After serving as the observatory's assistant director, he received a Guggenheim Fellowship in 2012 and moved to the Center for Astrophysics | Harvard & Smithsonian that same year. He is a Harvard University Senior Research Fellow and co-founded Harvard's Black Hole Initiative – the first center dedicated to the interdisciplinary study of black holes. He received the Lancelot M. Berkeley Prize and the Bruno Rossi Prize from the American Astronomical Society for his EHT work. He now leads the next-generation EHT project supported by the National Science Foundation and the Gordon and Betty Moore Foundation.

Visit the Event Horizon Telescope (EHT) website.

The Jo Cline Memorial Astronomy Day Lecture is made possible, in part, by an endowment established by Don Cline in September 2015 with an initial funding goal of $50,000. Interest from the endowment provides annual ongoing support of the Jo Cline Fall Astronomy Lecture Series. Cline will match, dollar for dollar, contributions made to this fund until our goal is reached. Please consider honoring Jo’s memory by contributing to the fund. For information about, and donations to, the Jo Cline Endowment, visit our Support the Observatory page.

North Carolina Astronomers’ Meeting (NCAM)

Cline Observatory also hosts the annual technical meeting of North Carolina astronomers in association with Fall Astronomy Day. This event is open to professional astronomers and their students, and is not an open public event. The 2021 edition of NCAM was Saturday, 25 September.
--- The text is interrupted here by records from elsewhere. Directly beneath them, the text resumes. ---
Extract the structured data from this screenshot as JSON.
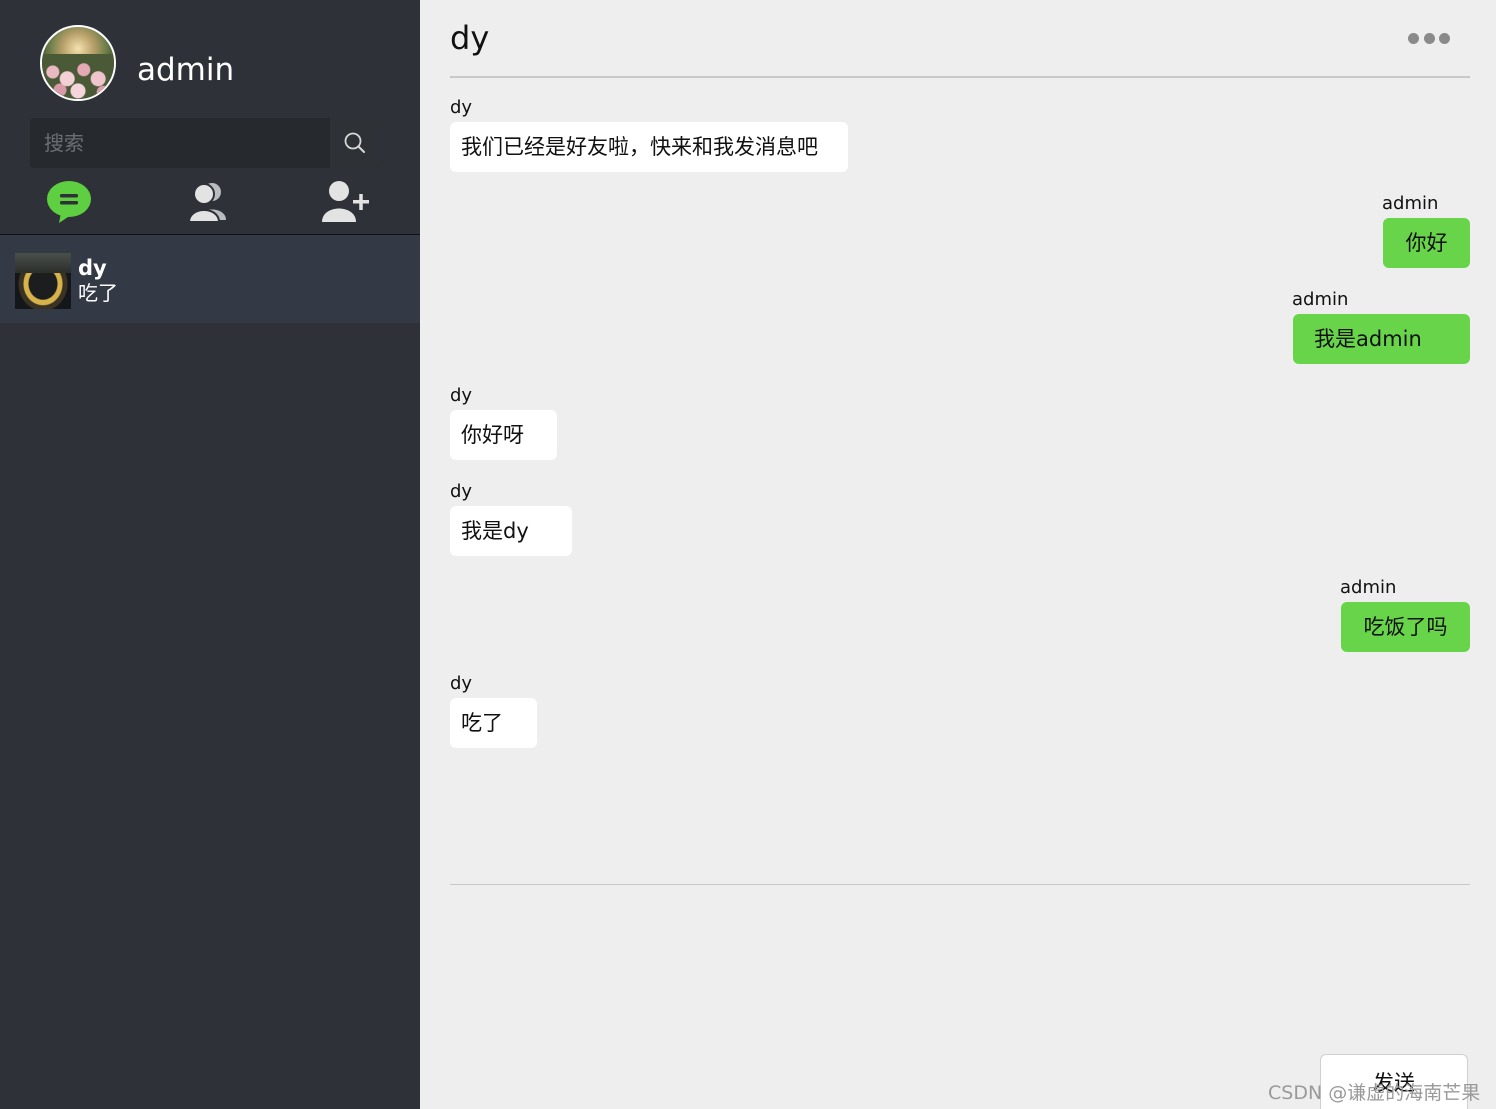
{
  "user": {
    "name": "admin"
  },
  "search": {
    "placeholder": "搜索"
  },
  "nav": {
    "tabs": [
      "chat-icon",
      "contacts-icon",
      "add-friend-icon"
    ],
    "accent": "#5fcf42"
  },
  "conversations": [
    {
      "name": "dy",
      "last_message": "吃了"
    }
  ],
  "chat": {
    "title": "dy",
    "messages": [
      {
        "sender": "dy",
        "text": "我们已经是好友啦，快来和我发消息吧",
        "side": "left"
      },
      {
        "sender": "admin",
        "text": "你好",
        "side": "right"
      },
      {
        "sender": "admin",
        "text": "我是admin",
        "side": "right"
      },
      {
        "sender": "dy",
        "text": "你好呀",
        "side": "left"
      },
      {
        "sender": "dy",
        "text": "我是dy",
        "side": "left"
      },
      {
        "sender": "admin",
        "text": "吃饭了吗",
        "side": "right"
      },
      {
        "sender": "dy",
        "text": "吃了",
        "side": "left"
      }
    ]
  },
  "compose": {
    "value": "",
    "send_label": "发送"
  },
  "colors": {
    "sidebar": "#2e3238",
    "my_bubble": "#67d44a",
    "their_bubble": "#ffffff",
    "chat_bg": "#eeeeee"
  },
  "watermark": "CSDN @谦虚的海南芒果"
}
Past Lectures


Sheperd S. Doeleman, Harvard Smithsonian Center for Astrophysics/EHT, "First Pictures of a Black Hole! Imaging a Black Hole with the Event Horizon Telescope"


No Lecture held in 2020 because of the COVID-19 pandemic


Cathy Olkin, SWRI, "Exploring the Outer Reaches of Our Solar System"


Gabriela González, LSU/LIGO, “Einstein, Gravitational Waves, Black Holes, and Other Matters


John Mather, NASA Goddard Space Flight Center, “The History of the Universe from the Beginning to the End: Where Did We Come From, Where Can We Go?”


David Charbonneau, Harvard-Smithsonian Center for Astrophysics, “How to Find an Inhabited Exoplanet”


Sean Solomon, Director, Lamont-Doherty Earth Institute, and Principal Investigator for the Mercury MESSENGER Mission, “The MESSENGER Spacecraft Mission to Mercury: Surprises from the Innermost Planet”


Jocelyn Bell Burnell, University of Oxford, “The Last and Next 100 Years in Astronomy“


Don Winget, University of Texas at Austin, “Small Stars in a Large Context:  All Things White Dwarf”


Bob Benjamin, University of Wisconsin-Whitewater, “A Visitor’s Guide to the Milky Way Galaxy


Francis Halzen, University of Wisconsin-Madison / IceCube, “Ice Fishing for Neutrinos


Giovanni Fazio, Harvard-Smithsonian Center for Astrophysics / Spitzer, “Viewing the Universe with Infrared Eyes:  the Spitzer Space Telescope


Hal Levison, Southwest Research Institute, “What Planets Are and How they Form


Neil Gehrels, NASA Goddard / Swift Mission, “Black Holes:  From Einstein to Gamma Ray Bursts


Michael Turner, University of Chicago, “The Dark Side of the Universe


Scott Ransom, NRAO-Charlottesville, “The Stellar Undead


Jeff Hester, Arizona State University, “From the Big Bang to Big Brains:  the Evolution of Structure in the Universe


Paul Butler, Carnegie Institute, “Extrasolar Planets:  a First Reconnaissance


Prasun Desai, NASA Langley, “Mars Exploration in the Coming Decade


Steve Murray, Harvard Smithsonian Center for Astrophysics / Chandra, “X-ray Astronomy Comes of Age:  the Chandra x-ray Observatory View of the Cosmos


Jay Bergstralh, NASA Langley, “The Galilean Satellites of Jupiter


Virginia Trimble, Univ. Cal-Irvine / Univ. Maryland, “Cosmology:  Man’s Place in the Universe


Robert Kirshner, Harvard-Smithsonian Center for Astrophysics, “The Universe:  Big, Old, and Accelerating


John Wood, NASA Goddard, “Resolution:  Latest Results from the Hubble Space Telescope


Bruce Carney, UNC-Chapel Hill, “How Old is Our Universe?